The U.S. Air Force faces a manpower shortage in many critical career fields. At the end of the Cold War, all of the U.S. military services downsized their forces in response to a new international security environment free of superpower conflict. But the recent increase in deployments (for operations in Kosovo, Afghanistan, and Iraq, for example), the competition for workers posed by a healthy economy, and other factors have been blamed for chronic understrength conditions in some career fields. The Air Force is concerned about having enough people with the right mix of skills for the technologically complex task of generating and projecting aerospace power in the 21st century.
RAND Project AIR FORCE (PAF) examined the causes of the shortages in the active-duty, non-rated line officer force, a broad set of diverse career fields that make up almost 50 percent of the officer corps. PAF found that many aspects of the problem may be due to a lack of high-level workforce coordination and planning. Workforce management occurs at three levels: tactical, operational, and strategic. Most management concentrates on short-term tactical problems, which are both challenging and time-consuming and divert attention away from the strong, centralized planning that would help the Air Force diagnose workforce problems and implement solutions across the entire force. PAF made recommendations in each of the three management areas, with special emphasis on operational and strategic management.
- Tactical management determines the next assignments for individual officers and manages their careers. Air Force personnel management has recently introduced development teams to help with the tasks of defining longer-term career goals for individual officers and reviewing each officer's records regularly. The Air Force should provide the development teams with clear operational- and strategic-level guidance that will allow the management of individual careers to be informed by the overall needs of the force.
- Operational management is concerned with individual career fields or a set of closely related fields. The manager responsible for a particular career field—the career field manager (CFM)—should have substantive knowledge of the career field being managed and access to analytic capability that can address complex personnel issues and model the evolution of the workforce under different policies. PAF recommends that each CFM position be full-time for a senior officer and that CFMs be provided with dedicated analytic support that includes more-sophisticated modeling capabilities than are currently available.

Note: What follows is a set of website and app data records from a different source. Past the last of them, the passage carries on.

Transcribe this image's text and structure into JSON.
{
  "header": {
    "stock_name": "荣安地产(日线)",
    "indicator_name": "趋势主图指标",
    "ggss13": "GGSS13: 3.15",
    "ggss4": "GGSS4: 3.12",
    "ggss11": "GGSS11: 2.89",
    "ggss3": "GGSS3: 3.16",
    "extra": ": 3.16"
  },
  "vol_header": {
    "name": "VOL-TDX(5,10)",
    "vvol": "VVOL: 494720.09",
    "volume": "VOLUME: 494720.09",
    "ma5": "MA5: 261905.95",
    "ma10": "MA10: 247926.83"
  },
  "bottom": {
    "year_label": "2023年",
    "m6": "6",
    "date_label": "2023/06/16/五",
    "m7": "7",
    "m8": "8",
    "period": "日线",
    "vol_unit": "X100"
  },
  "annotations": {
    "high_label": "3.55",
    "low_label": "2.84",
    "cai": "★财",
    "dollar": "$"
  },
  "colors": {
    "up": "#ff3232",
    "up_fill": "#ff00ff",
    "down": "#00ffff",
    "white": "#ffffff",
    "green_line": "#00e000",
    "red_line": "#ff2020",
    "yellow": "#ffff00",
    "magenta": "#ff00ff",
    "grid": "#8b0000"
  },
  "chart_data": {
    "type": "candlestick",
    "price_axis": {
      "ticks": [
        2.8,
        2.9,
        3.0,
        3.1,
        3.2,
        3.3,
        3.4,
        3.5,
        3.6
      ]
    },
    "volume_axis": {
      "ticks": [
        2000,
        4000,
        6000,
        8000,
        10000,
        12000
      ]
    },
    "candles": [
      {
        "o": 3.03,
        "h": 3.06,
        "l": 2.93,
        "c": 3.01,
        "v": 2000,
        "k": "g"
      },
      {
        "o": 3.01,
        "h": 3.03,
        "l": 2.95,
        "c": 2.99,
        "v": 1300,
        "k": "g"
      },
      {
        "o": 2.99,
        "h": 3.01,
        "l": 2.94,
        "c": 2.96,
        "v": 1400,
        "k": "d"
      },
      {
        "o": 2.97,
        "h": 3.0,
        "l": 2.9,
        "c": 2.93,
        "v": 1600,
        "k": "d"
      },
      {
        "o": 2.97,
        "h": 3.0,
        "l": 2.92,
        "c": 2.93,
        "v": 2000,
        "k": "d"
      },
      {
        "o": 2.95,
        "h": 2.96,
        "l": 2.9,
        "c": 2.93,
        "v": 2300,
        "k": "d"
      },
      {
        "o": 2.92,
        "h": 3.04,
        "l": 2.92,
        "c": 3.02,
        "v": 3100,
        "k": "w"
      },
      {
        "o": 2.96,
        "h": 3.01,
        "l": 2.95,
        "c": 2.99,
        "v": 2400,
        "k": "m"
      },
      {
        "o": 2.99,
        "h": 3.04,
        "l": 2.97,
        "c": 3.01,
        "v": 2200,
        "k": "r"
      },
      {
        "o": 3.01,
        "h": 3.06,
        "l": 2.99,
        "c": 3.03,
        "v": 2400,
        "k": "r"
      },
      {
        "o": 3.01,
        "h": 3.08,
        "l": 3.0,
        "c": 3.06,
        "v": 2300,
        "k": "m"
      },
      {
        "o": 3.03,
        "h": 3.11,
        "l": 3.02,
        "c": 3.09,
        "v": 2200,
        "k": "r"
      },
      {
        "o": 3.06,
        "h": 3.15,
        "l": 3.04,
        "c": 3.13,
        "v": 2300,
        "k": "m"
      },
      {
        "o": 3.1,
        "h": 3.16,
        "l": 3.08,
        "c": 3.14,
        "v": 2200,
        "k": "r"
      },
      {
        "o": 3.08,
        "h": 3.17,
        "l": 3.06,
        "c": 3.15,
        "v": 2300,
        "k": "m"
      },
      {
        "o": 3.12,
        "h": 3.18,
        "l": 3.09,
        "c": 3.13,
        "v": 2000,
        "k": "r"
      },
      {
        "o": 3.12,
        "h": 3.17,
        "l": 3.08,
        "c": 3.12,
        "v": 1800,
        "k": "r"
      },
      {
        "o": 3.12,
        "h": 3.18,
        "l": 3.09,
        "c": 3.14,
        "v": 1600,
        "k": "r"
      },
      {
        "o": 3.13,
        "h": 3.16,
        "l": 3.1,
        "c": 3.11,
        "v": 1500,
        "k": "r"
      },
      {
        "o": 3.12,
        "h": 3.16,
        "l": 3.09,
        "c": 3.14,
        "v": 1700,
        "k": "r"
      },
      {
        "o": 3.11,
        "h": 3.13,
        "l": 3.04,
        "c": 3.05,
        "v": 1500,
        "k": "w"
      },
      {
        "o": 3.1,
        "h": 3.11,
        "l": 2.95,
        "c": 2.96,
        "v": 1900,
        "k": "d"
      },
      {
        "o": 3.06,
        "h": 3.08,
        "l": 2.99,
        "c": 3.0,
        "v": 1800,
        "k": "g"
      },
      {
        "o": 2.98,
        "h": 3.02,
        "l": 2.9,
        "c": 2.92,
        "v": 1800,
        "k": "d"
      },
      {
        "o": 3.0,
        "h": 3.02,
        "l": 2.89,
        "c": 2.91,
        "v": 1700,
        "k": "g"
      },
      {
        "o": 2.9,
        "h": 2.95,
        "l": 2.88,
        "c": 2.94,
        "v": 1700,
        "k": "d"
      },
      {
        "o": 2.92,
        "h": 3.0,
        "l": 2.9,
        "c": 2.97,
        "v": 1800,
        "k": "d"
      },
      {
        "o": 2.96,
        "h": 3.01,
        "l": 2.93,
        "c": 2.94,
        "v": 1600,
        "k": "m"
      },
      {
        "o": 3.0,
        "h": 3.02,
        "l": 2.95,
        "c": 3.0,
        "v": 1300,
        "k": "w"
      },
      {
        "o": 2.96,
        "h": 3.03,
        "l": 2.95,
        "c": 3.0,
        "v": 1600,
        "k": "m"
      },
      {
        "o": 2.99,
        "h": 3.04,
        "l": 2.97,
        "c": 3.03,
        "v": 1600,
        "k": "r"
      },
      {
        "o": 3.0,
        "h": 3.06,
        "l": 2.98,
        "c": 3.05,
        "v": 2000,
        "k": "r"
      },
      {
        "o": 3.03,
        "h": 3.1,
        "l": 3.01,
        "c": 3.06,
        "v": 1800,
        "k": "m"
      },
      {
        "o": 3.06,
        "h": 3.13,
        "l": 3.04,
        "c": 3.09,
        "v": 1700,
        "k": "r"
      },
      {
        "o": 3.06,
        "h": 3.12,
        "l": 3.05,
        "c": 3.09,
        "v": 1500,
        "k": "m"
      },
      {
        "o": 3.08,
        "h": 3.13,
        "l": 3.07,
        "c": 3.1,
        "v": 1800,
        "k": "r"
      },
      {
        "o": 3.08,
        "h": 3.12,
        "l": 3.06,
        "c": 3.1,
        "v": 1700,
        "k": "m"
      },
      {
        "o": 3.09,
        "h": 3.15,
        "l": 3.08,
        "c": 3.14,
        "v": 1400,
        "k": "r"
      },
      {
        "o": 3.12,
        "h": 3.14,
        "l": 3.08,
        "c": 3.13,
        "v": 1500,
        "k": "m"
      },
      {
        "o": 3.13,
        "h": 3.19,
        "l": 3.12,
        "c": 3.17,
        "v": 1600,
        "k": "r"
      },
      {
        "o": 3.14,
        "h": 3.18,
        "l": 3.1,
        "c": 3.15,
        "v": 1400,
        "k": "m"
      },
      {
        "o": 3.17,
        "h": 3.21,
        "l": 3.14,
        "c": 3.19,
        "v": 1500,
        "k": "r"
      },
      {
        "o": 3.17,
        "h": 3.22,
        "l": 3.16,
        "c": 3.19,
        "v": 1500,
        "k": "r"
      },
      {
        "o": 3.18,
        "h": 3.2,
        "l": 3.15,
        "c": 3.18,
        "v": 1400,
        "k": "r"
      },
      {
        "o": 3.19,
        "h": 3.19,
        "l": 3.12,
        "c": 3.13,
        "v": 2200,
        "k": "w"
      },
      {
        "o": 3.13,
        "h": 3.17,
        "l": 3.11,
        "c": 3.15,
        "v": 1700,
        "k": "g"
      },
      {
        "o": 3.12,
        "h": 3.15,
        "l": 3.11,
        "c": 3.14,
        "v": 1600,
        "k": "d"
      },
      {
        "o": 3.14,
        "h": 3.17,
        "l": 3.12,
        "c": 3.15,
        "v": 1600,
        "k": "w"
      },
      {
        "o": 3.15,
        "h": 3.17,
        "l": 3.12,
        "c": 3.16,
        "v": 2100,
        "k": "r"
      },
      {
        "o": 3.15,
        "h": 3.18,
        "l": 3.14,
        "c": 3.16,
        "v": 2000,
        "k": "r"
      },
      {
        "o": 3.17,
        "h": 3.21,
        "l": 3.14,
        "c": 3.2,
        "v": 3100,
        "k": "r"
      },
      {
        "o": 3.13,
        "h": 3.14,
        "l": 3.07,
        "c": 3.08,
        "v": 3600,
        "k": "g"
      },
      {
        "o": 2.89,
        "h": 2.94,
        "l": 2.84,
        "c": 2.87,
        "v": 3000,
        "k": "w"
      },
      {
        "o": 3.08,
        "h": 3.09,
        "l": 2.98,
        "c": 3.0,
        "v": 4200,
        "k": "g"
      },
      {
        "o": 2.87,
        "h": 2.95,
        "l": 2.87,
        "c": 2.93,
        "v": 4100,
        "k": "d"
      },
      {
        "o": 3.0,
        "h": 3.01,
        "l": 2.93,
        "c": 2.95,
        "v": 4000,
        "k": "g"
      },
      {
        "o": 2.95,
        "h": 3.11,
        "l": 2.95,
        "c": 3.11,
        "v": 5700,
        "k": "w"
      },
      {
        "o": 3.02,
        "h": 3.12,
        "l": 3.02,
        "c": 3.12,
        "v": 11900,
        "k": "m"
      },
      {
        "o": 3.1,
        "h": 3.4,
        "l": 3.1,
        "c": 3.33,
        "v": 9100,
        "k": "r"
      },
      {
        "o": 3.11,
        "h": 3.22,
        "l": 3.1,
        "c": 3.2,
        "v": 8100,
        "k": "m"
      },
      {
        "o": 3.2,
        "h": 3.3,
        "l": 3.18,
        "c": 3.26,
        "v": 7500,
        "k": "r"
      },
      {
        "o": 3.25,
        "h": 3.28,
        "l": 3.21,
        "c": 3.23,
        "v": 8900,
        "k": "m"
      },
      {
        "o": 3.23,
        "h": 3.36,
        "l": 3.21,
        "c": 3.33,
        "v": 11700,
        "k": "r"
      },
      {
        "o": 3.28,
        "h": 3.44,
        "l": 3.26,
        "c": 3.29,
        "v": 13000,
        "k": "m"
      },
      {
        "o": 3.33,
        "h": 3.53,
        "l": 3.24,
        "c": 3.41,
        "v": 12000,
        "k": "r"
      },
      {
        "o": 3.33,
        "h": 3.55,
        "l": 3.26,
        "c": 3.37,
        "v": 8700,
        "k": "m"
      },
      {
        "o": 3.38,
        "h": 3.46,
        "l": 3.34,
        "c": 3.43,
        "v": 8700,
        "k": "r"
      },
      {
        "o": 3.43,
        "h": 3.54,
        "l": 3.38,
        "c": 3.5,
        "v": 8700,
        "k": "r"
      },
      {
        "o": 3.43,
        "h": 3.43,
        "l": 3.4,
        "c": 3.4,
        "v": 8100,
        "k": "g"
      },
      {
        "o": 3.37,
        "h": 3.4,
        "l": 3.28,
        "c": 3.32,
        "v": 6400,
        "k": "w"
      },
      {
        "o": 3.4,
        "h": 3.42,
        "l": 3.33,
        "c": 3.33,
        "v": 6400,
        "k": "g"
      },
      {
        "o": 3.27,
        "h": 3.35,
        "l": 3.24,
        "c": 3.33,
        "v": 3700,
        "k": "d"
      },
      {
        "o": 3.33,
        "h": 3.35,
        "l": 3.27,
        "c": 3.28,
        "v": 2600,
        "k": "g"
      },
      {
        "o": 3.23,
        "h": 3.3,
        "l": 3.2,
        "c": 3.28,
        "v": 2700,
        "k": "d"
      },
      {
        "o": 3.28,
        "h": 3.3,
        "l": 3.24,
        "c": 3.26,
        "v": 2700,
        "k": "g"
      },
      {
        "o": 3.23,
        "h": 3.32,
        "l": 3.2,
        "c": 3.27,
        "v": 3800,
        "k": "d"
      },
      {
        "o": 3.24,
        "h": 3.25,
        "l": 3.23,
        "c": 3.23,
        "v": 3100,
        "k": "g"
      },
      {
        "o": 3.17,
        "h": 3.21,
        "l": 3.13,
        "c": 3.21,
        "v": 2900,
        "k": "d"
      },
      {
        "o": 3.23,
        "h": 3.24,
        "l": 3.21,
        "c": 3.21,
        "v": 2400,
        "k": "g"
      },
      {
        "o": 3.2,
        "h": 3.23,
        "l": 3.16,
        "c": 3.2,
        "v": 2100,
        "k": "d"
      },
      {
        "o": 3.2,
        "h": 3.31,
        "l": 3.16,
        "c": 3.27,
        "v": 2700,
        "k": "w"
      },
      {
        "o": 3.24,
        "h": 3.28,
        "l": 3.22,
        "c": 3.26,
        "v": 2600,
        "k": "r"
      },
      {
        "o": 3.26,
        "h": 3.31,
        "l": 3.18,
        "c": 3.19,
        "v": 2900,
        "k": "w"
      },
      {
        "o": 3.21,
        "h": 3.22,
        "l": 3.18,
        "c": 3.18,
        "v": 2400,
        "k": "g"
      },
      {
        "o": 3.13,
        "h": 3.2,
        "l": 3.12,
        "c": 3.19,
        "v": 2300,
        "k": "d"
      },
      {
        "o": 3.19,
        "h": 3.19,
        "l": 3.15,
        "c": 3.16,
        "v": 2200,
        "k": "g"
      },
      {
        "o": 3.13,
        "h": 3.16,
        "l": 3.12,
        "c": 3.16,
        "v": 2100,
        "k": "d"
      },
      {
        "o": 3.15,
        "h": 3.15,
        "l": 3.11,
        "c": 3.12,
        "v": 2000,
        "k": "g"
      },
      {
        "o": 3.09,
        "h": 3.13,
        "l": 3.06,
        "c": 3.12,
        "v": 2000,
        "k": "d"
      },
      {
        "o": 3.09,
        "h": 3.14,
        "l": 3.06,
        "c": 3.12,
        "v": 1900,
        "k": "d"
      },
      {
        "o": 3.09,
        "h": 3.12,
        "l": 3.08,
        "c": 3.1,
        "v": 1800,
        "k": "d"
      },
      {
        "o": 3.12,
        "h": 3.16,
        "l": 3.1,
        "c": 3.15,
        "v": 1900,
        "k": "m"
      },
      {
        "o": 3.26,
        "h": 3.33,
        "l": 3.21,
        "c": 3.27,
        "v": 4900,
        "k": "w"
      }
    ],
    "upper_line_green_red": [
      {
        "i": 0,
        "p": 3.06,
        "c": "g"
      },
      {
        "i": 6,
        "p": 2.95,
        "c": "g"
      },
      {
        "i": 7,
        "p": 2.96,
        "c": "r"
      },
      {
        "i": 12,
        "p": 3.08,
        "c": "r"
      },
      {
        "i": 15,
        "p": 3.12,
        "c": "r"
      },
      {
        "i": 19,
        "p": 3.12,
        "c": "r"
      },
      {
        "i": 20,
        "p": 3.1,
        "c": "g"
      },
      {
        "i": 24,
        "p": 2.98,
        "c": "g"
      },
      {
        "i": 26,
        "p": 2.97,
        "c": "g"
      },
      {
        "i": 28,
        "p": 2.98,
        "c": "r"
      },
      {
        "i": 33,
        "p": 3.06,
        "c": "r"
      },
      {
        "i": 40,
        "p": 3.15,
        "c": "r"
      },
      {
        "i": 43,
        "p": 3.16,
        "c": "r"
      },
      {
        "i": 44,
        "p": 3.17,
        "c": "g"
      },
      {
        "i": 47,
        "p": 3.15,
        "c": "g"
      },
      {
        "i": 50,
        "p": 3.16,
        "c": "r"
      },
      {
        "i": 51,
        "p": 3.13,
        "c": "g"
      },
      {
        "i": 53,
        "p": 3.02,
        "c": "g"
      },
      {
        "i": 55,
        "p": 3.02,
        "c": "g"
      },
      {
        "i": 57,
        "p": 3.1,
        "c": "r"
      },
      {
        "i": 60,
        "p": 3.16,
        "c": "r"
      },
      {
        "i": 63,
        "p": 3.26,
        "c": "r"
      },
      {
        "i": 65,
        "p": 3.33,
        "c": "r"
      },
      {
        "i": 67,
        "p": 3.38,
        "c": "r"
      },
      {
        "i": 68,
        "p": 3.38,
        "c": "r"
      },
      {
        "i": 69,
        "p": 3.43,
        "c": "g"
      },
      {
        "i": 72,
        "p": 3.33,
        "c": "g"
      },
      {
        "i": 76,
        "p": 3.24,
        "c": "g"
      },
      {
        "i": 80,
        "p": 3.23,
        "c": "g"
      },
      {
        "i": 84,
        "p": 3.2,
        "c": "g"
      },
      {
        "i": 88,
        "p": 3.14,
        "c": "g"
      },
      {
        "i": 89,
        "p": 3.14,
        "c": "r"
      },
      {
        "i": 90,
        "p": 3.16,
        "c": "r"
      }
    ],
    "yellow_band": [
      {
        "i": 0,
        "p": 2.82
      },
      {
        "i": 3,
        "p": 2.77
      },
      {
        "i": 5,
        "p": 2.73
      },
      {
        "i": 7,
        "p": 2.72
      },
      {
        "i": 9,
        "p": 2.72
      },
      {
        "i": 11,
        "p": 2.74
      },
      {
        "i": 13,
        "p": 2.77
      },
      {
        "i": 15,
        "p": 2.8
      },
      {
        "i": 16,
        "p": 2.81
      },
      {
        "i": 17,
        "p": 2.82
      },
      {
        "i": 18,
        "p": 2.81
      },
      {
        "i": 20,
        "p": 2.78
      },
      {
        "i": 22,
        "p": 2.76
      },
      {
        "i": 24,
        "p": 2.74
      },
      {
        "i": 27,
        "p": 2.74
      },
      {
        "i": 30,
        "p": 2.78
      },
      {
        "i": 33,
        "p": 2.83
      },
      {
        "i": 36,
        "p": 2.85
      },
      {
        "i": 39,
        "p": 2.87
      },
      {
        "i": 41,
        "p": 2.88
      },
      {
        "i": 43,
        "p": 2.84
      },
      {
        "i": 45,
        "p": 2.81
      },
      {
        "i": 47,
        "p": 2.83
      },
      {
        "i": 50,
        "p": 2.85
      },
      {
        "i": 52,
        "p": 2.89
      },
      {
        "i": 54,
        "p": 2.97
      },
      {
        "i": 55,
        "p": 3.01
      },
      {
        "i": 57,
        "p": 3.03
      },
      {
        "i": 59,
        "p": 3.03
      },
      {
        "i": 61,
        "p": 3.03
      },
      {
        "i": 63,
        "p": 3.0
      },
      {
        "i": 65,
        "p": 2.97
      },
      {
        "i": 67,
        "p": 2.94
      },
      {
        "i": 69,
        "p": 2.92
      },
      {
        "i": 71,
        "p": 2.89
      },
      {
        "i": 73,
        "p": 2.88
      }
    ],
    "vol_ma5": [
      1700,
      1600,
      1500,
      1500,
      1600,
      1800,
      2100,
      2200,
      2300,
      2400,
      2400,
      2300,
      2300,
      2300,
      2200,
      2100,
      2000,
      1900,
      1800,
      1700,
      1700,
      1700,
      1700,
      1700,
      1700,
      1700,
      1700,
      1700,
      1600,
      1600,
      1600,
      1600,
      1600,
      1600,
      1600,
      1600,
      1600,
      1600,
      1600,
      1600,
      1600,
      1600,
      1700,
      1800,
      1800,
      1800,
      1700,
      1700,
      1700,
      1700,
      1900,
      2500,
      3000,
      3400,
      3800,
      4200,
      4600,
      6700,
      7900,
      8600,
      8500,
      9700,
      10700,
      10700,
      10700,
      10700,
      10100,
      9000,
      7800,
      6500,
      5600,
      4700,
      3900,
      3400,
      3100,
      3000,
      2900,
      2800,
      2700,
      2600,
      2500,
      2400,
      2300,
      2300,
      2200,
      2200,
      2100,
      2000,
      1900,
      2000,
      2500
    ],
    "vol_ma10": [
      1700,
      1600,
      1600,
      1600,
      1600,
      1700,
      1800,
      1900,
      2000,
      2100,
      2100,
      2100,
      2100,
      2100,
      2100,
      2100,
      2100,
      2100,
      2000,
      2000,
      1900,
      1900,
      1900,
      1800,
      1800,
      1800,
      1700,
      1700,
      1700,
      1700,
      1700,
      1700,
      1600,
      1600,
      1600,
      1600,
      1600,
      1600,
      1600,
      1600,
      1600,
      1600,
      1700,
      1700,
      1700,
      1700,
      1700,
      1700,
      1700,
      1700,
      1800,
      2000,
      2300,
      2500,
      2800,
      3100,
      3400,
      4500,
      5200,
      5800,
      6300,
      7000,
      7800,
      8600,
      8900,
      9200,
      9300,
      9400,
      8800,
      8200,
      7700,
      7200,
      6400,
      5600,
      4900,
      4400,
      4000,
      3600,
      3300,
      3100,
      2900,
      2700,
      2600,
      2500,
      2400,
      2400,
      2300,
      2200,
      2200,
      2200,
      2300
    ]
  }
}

- Strategic management considers the total Air Force workforce, including overall size and mix (active duty, Guard/Reserve, civil service, and contractors). The strategic management job is the most difficult and most important for the long-term health of the force. It is at this level that financial and other resources are allocated so that the Air Force has the balanced force it needs. The Air Force should establish a senior decisionmaking body with authority to make personnel decisions and provide it with a full-time staff and access to analytic support that is integrated with operational-level analytic support.
This research brief describes work done for RAND Project AIR FORCE.
This report is part of the RAND research brief series. RAND research briefs present policy-oriented summaries of individual published, peer-reviewed documents or of a body of published work.
This document and trademark(s) contained herein are protected by law. This representation of RAND intellectual property is provided for noncommercial use only. Unauthorized posting of this publication online is prohibited; linking directly to this product page is encouraged. Permission is required from RAND to reproduce, or reuse in another form, any of its research documents for commercial purposes. For information on reprint and reuse permissions, please visit www.rand.org/pubs/permissions.
RAND is a nonprofit institution that helps improve policy and decisionmaking through research and analysis. RAND's publications do not necessarily reflect the opinions of its research clients and sponsors.